*WHAT IS EXPECTED:*
Wherever the string "Output" turns up in the data, copy the whole line.

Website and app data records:
+-------+
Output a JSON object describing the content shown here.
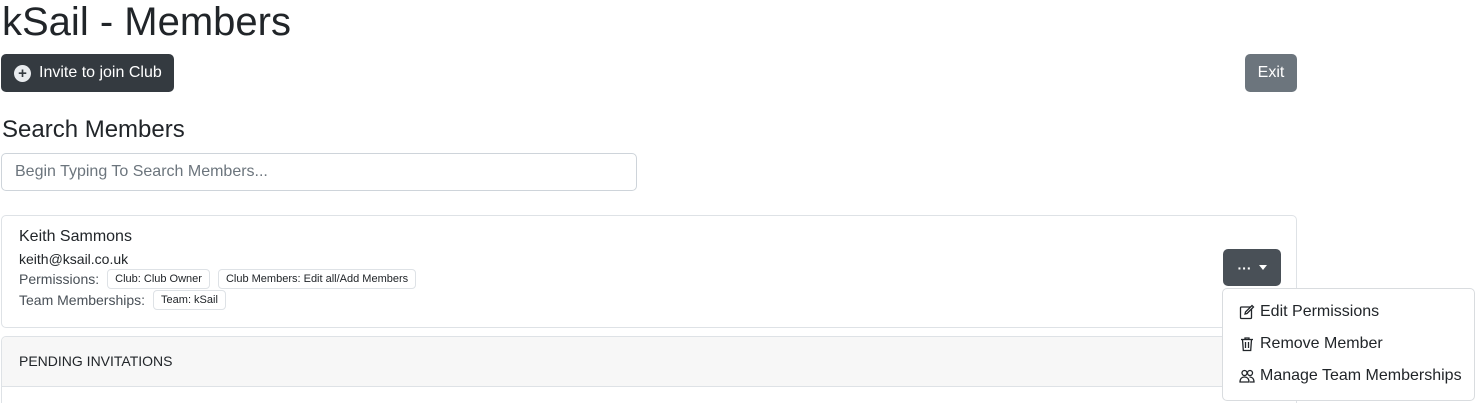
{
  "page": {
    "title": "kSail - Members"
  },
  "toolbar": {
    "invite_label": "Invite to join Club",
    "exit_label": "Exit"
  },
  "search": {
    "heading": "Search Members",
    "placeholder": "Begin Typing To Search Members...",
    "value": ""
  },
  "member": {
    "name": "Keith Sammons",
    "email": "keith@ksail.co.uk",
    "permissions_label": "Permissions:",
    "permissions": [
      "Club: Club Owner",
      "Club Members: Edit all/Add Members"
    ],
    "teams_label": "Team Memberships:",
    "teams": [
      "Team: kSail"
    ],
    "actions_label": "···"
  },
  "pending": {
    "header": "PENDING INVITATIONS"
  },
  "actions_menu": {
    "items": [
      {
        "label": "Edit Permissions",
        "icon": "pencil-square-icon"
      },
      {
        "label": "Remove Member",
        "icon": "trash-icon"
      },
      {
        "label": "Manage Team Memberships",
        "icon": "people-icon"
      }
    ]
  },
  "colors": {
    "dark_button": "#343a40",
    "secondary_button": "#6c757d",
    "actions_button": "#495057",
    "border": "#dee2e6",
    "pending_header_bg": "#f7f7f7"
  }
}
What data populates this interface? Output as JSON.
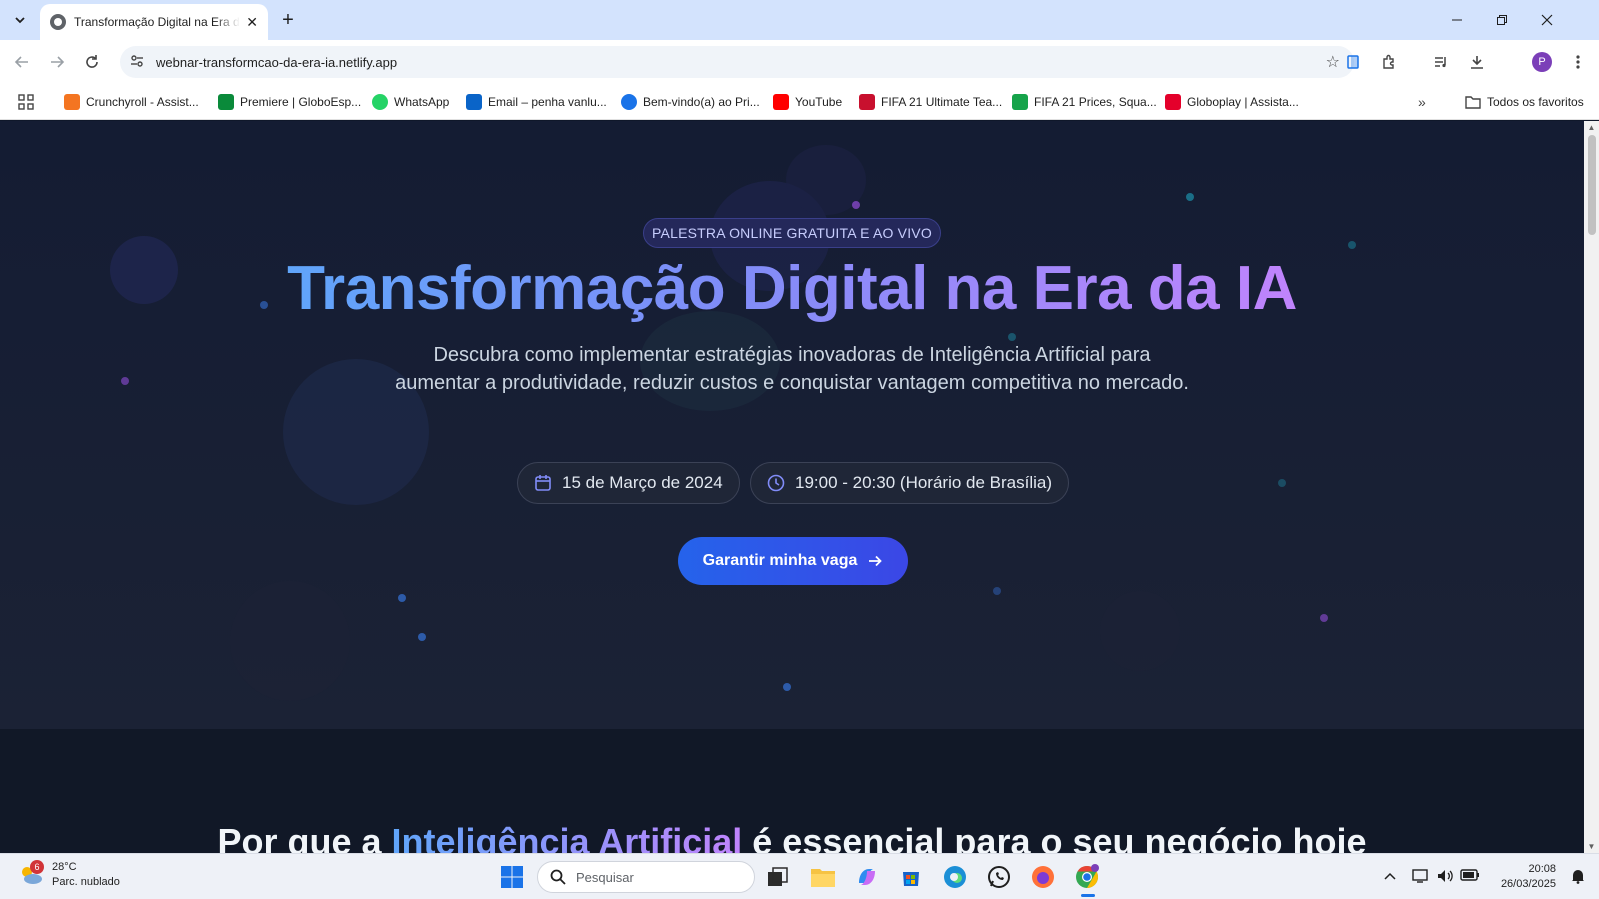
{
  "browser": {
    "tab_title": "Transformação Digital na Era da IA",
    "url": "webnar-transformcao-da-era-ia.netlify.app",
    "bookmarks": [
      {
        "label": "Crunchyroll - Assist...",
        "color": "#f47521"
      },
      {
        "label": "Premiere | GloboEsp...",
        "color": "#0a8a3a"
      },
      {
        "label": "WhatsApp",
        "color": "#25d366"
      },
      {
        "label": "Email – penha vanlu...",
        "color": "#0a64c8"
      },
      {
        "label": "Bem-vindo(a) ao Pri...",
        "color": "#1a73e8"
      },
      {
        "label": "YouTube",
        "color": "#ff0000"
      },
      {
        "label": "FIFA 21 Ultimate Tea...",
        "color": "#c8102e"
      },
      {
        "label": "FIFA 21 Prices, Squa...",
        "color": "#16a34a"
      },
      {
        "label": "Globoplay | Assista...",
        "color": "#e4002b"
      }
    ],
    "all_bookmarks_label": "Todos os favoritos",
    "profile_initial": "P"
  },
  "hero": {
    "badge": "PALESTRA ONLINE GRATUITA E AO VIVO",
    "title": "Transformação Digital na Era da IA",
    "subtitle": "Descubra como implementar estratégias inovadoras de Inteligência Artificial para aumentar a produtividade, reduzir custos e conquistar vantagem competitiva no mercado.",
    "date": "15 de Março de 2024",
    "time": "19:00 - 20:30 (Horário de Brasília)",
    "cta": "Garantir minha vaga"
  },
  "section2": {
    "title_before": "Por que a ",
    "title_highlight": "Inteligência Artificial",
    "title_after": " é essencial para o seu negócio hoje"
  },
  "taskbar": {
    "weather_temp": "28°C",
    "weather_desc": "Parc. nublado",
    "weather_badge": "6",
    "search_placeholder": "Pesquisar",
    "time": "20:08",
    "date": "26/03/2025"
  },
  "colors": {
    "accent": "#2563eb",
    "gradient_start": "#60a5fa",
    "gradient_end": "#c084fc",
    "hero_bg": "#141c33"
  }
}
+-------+
*SOLUTION FOR THIS TASK:*
Output a JSON object describing the content shown here.
What data populates this interface? Output as JSON.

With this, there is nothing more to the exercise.